Readings for 10th Sunday after Pentecost, 8/17/14:  Genesis 45:1-15, Psalm 133, Romans 11:1-2a, 29-32, Matthew 15: (10-20), 21-28 Genesis 45:1-15: This is a great story of forgiveness. Is it a story of redemption too? After all, though Joseph is quite moved to see his brothers, the only word we get about how they feel is "dismayed." OK, he did trick them over Benjamin and stealing, but they sold him into slavery and said he was dead! Overall, Joseph's forgiveness seems quite impressive, and it is never asked for by his brothers. Anyway, I think that forgiving those we love the most, or we had expected the most form, is the hardest kind of forgiveness to give. But the most needed. What enables you to be ready to forgive, even when those you must forgive aren't ready to repent? Psalm 133: Short and sweet?! Check out  Chris Haslam's notes  on this Psalm. The image of Aaron's beard dripping with oil signifies total consecration to God. Haslam also note

Sermon for 14th Sunday after Pentecost, Year A, "If I Keep My Eyes on Jesus," Matthew 14:22-33

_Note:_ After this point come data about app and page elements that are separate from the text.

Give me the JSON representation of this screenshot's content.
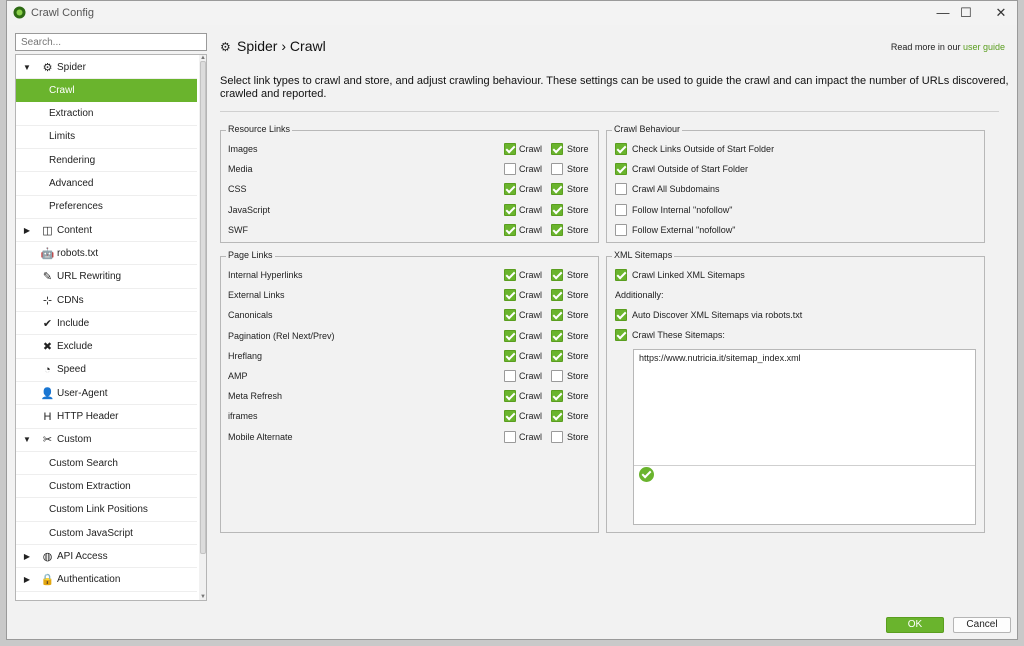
{
  "window": {
    "title": "Crawl Config",
    "minimize_glyph": "—",
    "maximize_glyph": "☐",
    "close_glyph": "✕"
  },
  "colors": {
    "accent": "#6ab42d",
    "accent_dark": "#5a9e1f"
  },
  "search": {
    "placeholder": "Search..."
  },
  "tree": [
    {
      "label": "Spider",
      "icon": "gear-icon",
      "glyph": "⚙",
      "caret": "▼",
      "level": 0
    },
    {
      "label": "Crawl",
      "level": 1,
      "selected": true
    },
    {
      "label": "Extraction",
      "level": 1
    },
    {
      "label": "Limits",
      "level": 1
    },
    {
      "label": "Rendering",
      "level": 1
    },
    {
      "label": "Advanced",
      "level": 1
    },
    {
      "label": "Preferences",
      "level": 1
    },
    {
      "label": "Content",
      "icon": "content-icon",
      "glyph": "◫",
      "caret": "▶",
      "level": 0
    },
    {
      "label": "robots.txt",
      "icon": "robot-icon",
      "glyph": "🤖",
      "level": 0
    },
    {
      "label": "URL Rewriting",
      "icon": "edit-icon",
      "glyph": "✎",
      "level": 0
    },
    {
      "label": "CDNs",
      "icon": "network-icon",
      "glyph": "⊹",
      "level": 0
    },
    {
      "label": "Include",
      "icon": "check-circle-icon",
      "glyph": "✔",
      "level": 0
    },
    {
      "label": "Exclude",
      "icon": "cross-circle-icon",
      "glyph": "✖",
      "level": 0
    },
    {
      "label": "Speed",
      "icon": "speedometer-icon",
      "glyph": "◔",
      "level": 0
    },
    {
      "label": "User-Agent",
      "icon": "user-secret-icon",
      "glyph": "👤",
      "level": 0
    },
    {
      "label": "HTTP Header",
      "icon": "header-icon",
      "glyph": "H",
      "level": 0
    },
    {
      "label": "Custom",
      "icon": "tools-icon",
      "glyph": "✂",
      "caret": "▼",
      "level": 0
    },
    {
      "label": "Custom Search",
      "level": 1
    },
    {
      "label": "Custom Extraction",
      "level": 1
    },
    {
      "label": "Custom Link Positions",
      "level": 1
    },
    {
      "label": "Custom JavaScript",
      "level": 1
    },
    {
      "label": "API Access",
      "icon": "globe-icon",
      "glyph": "◍",
      "caret": "▶",
      "level": 0
    },
    {
      "label": "Authentication",
      "icon": "users-lock-icon",
      "glyph": "🔒",
      "caret": "▶",
      "level": 0
    }
  ],
  "header": {
    "section": "Spider",
    "separator": "›",
    "page": "Crawl",
    "read_more_prefix": "Read more in our",
    "read_more_link": "user guide"
  },
  "intro": "Select link types to crawl and store, and adjust crawling behaviour. These settings can be used to guide the crawl and can impact the number of URLs discovered, crawled and reported.",
  "labels": {
    "crawl": "Crawl",
    "store": "Store"
  },
  "resource_links": {
    "title": "Resource Links",
    "rows": [
      {
        "label": "Images",
        "crawl": true,
        "store": true
      },
      {
        "label": "Media",
        "crawl": false,
        "store": false
      },
      {
        "label": "CSS",
        "crawl": true,
        "store": true
      },
      {
        "label": "JavaScript",
        "crawl": true,
        "store": true
      },
      {
        "label": "SWF",
        "crawl": true,
        "store": true
      }
    ]
  },
  "page_links": {
    "title": "Page Links",
    "rows": [
      {
        "label": "Internal Hyperlinks",
        "crawl": true,
        "store": true
      },
      {
        "label": "External Links",
        "crawl": true,
        "store": true
      },
      {
        "label": "Canonicals",
        "crawl": true,
        "store": true
      },
      {
        "label": "Pagination (Rel Next/Prev)",
        "crawl": true,
        "store": true
      },
      {
        "label": "Hreflang",
        "crawl": true,
        "store": true
      },
      {
        "label": "AMP",
        "crawl": false,
        "store": false
      },
      {
        "label": "Meta Refresh",
        "crawl": true,
        "store": true
      },
      {
        "label": "iframes",
        "crawl": true,
        "store": true
      },
      {
        "label": "Mobile Alternate",
        "crawl": false,
        "store": false
      }
    ]
  },
  "crawl_behaviour": {
    "title": "Crawl Behaviour",
    "rows": [
      {
        "label": "Check Links Outside of Start Folder",
        "checked": true
      },
      {
        "label": "Crawl Outside of Start Folder",
        "checked": true
      },
      {
        "label": "Crawl All Subdomains",
        "checked": false
      },
      {
        "label": "Follow Internal \"nofollow\"",
        "checked": false
      },
      {
        "label": "Follow External \"nofollow\"",
        "checked": false
      }
    ]
  },
  "xml_sitemaps": {
    "title": "XML Sitemaps",
    "crawl_linked": {
      "label": "Crawl Linked XML Sitemaps",
      "checked": true
    },
    "additionally": "Additionally:",
    "auto_discover": {
      "label": "Auto Discover XML Sitemaps via robots.txt",
      "checked": true
    },
    "crawl_these": {
      "label": "Crawl These Sitemaps:",
      "checked": true
    },
    "sitemap_url": "https://www.nutricia.it/sitemap_index.xml"
  },
  "buttons": {
    "ok": "OK",
    "cancel": "Cancel"
  }
}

Sermon 8/10/14 Matthew 14:22-33 If I Keep My Eyes on Jesus…             Have you ever heard the expression, “Whatever you do, don’t look down?” This is a picture of my brother Todd and his girlfriend Andrea on the Skydeck of the Willis Tower – once known as the Sears Tower – in Chicago. The view is pretty impressive, isn’t it? But if you’re afraid of heights, it might be a little much. Not long before their visit to the Skydeck, some other folks were visiting this attraction and standing on the Skydeck when they heard a loud cracking noise. Needless to say, they scurried off rather quickly. It turned out the cracking noise was from a crack in the protective plastic over the actual glass – the glass was never in danger of giving way. But I can imagine how unsettling it would be to hear the cracking as you are standing so far above the ground. “Whatever you do, don’t look down.” I hear this phrase often enough in movies, and of course, as soon as those words are uttered, the

Lectionary Notes for Ninth Sunday after Pentecost, Year A (Proper 14, Ordinary 19)

Readings for 9th Sunday after Pentecost, 8/10/14: Genesis 37:1-4, 12-28, Psalm 105:1-6, 16-22, 45b, Romans 10:5-15, Matthew 14:22-33 Genesis 37:1-4, 12-28: I have to say, I'm not surprised the brothers resented Joseph. Jacob clearly had favorites, even as he was his mother's favorite. Even in my own family, we tease and joke about all of us being my mother's favorite. But here the favoritism is real - how would you act knowing that your parent loved your sibling more than you? "here comes this dreamer" - what a nickname, eh? They mean it as criticism, but it is actually what makes and saves and guides Joseph, isn't it? What if we had and embraced more dreamers in our church? We get just bits of Joseph's whole story in the next two weeks, but it is a great story. If you've seen the Andrew Lloyd Webber musical,  Joseph and the Amazing Technicolor Dreamcoat , you've seen how fun it can be brought to life. Can you bring it to life somehow for y